Chadduck Hillegas bricked over a window before cladding the wall in v-groove panelling in the main bedroom to add texture. “We knew we wanted to use those botanicals and center the [Pottery Barn canopy] bed, and that was the only way to create the right symmetry,” she says. Plus, “just adjacent you have an entire wall of windows.” Walls are painted in Behr’s Swiss Coffee; the olive frond throw pillow on the vintage rattan sofa is by Heather Chadduck textiles.David Hillegas
A breezy, textural feel reigns through the home, where rattan and bamboo finishes are as common as sightings of American goldfinch and Carolina chickadees on the lake’s shores. “I love that the interior defies any stylistic labeling,” Bierman says. “It feels completely like ‘us’ and no one else.” But it’s their new, gleaming wood front door that holds the most impact for him. “We couldn’t afford to do much to the exterior, so we camouflaged all the weird architectural elements with deep charcoal paint and invested in that door,” he says. “Heather insisted that I find a vintage nautical door knocker. The contractor and subcontractors all took pictures of it. It’s weighty and beautiful, and it takes all the attention away from a lot of exterior details that would otherwise drive me crazy as a former architect!”

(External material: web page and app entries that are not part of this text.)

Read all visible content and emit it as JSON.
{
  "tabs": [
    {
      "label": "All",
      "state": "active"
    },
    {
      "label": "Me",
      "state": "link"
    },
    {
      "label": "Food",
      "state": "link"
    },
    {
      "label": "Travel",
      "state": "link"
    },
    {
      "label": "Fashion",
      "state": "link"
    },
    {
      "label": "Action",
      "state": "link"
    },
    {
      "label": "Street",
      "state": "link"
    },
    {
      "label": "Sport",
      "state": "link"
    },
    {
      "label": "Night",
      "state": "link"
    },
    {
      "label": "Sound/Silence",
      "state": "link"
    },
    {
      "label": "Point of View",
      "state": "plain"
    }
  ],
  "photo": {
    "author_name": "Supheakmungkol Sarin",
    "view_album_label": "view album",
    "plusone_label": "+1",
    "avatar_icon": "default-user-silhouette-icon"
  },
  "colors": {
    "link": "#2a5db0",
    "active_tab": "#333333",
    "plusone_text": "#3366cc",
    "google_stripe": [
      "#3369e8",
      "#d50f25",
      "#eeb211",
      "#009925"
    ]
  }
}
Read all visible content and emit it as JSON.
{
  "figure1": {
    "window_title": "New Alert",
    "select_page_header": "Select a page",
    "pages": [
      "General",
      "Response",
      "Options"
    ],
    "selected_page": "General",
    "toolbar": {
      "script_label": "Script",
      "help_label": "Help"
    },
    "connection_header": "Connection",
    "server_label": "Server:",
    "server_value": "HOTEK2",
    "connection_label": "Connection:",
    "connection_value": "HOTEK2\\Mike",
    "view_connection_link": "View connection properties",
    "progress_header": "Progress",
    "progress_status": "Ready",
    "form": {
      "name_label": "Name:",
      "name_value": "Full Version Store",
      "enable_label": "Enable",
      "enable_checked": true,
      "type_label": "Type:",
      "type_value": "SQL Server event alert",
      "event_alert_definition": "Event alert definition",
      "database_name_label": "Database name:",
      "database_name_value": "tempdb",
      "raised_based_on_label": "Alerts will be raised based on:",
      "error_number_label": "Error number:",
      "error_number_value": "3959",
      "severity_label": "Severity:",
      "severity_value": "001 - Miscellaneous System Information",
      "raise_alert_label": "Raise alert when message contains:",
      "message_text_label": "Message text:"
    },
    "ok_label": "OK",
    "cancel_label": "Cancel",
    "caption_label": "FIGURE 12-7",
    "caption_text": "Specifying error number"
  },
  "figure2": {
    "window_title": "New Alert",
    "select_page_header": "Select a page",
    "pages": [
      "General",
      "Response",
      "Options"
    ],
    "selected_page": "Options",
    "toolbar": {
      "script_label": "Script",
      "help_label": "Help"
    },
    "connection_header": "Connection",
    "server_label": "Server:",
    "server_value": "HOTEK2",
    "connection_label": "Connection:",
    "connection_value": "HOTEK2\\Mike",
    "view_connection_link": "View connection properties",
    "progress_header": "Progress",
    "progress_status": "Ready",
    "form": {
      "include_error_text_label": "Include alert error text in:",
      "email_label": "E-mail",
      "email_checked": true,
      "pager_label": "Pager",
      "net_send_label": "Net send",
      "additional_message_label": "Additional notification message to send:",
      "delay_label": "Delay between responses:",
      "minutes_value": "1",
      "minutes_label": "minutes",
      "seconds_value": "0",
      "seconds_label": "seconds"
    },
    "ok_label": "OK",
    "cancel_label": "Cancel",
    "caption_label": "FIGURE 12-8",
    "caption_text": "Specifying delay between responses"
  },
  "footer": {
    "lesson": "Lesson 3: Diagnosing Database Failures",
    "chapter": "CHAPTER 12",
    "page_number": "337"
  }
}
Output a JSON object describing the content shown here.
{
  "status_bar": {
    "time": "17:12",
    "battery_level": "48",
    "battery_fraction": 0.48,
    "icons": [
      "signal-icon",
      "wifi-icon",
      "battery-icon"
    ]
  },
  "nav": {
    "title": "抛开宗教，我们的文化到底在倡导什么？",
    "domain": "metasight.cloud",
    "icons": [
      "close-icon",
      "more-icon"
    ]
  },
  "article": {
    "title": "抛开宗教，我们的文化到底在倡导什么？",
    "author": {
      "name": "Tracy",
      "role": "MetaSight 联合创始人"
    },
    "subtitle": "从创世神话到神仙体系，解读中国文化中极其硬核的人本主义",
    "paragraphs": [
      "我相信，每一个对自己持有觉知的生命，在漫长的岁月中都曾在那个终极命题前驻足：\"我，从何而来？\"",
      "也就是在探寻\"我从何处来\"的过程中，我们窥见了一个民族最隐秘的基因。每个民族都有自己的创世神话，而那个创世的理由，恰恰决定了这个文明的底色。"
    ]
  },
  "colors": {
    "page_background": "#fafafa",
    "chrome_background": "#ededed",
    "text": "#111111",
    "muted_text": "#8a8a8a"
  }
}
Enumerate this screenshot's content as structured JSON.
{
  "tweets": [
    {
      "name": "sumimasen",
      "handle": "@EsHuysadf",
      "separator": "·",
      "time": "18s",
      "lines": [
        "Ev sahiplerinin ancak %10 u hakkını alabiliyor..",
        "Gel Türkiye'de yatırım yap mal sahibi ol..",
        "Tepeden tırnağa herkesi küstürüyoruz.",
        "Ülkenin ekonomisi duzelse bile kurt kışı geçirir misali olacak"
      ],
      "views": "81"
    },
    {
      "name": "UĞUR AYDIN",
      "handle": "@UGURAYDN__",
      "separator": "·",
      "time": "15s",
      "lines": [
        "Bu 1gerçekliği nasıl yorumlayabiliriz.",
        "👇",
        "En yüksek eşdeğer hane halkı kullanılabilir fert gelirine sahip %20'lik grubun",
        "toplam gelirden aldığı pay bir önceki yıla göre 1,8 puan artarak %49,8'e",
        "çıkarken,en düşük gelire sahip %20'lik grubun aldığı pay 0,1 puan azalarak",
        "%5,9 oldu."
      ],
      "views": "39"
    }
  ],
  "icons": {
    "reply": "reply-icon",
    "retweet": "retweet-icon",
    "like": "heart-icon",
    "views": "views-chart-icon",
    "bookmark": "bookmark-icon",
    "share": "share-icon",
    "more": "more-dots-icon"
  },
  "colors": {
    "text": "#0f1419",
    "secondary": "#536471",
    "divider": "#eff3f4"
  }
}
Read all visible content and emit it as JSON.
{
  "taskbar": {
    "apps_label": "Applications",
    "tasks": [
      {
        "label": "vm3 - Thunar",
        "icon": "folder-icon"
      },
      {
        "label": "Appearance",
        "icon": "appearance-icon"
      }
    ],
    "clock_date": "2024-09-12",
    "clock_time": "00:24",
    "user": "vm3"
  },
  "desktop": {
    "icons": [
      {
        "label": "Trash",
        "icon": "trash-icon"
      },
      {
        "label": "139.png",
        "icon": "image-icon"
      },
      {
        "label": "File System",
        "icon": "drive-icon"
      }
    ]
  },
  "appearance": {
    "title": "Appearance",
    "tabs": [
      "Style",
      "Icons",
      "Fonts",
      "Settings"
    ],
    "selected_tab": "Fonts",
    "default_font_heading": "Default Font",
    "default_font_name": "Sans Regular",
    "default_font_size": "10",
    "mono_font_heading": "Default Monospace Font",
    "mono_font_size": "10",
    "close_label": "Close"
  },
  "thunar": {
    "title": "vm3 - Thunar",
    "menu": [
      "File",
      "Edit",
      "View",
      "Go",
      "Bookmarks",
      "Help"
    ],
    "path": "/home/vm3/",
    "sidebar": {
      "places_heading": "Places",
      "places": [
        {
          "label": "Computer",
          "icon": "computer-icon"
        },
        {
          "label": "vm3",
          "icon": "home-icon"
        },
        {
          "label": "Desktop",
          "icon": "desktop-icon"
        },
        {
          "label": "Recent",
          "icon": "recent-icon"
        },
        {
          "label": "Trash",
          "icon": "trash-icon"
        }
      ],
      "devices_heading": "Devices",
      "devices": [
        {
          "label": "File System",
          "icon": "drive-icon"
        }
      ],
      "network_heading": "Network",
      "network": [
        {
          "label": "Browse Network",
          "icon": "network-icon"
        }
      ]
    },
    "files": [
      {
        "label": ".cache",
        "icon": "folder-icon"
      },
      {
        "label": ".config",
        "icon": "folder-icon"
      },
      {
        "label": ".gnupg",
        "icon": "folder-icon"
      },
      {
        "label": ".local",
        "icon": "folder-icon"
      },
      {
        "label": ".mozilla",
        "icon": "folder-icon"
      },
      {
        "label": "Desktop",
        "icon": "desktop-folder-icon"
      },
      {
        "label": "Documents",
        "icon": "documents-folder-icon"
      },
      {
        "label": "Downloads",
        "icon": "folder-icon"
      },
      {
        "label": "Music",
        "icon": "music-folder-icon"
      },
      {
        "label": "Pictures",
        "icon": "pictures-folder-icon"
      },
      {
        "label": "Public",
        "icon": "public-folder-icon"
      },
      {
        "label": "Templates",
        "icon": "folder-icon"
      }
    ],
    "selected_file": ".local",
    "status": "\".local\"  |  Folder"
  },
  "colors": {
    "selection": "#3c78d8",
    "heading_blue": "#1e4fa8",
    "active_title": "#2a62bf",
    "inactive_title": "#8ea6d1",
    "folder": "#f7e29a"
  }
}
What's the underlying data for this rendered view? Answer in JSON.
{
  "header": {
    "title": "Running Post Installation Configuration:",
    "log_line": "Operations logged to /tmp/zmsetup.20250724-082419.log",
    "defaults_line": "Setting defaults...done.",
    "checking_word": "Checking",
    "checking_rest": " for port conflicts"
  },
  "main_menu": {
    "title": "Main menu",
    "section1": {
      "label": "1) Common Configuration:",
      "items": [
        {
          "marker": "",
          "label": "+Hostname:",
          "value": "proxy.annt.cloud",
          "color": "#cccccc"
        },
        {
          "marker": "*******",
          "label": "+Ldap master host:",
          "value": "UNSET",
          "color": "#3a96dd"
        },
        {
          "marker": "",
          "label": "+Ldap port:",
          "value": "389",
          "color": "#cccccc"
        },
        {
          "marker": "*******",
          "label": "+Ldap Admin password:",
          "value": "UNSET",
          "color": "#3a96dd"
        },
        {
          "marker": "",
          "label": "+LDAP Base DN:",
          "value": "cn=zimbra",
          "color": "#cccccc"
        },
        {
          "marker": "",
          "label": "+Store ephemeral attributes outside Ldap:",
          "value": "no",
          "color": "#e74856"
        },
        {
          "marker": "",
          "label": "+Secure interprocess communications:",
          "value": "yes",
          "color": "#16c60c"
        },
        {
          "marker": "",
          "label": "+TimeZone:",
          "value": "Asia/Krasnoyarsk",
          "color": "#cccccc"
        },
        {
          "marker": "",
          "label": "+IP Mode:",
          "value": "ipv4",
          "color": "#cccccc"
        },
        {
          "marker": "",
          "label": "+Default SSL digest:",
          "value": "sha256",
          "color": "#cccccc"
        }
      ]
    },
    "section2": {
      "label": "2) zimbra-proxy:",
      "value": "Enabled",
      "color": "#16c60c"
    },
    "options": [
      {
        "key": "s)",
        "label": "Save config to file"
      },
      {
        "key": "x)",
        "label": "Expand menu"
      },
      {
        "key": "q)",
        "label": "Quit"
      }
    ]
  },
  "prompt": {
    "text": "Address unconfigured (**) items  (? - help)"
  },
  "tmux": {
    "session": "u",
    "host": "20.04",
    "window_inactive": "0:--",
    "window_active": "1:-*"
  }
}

Dressing up twin-sized Serena and Lily Balboa beds in this guest room: “really nice sheets and really nice quilts, plus custom bed skirts and pillows, so it felt very designed,” she says. The throw pillows here made of Schumacher’s Katsugi print. Round mirrors nod to portholes of a ship.David Hillegas
These days, the home’s aesthetic has the feel of a Hamptons cottage, complete with a dock and stand-up-paddleboards awaiting their next spin around the water. And it’s all so authentic that—despite its perch along a freshwater lake, some 250 miles from the frothing Atlantic Ocean—you almost catch a fragrant whiff of salt in the air.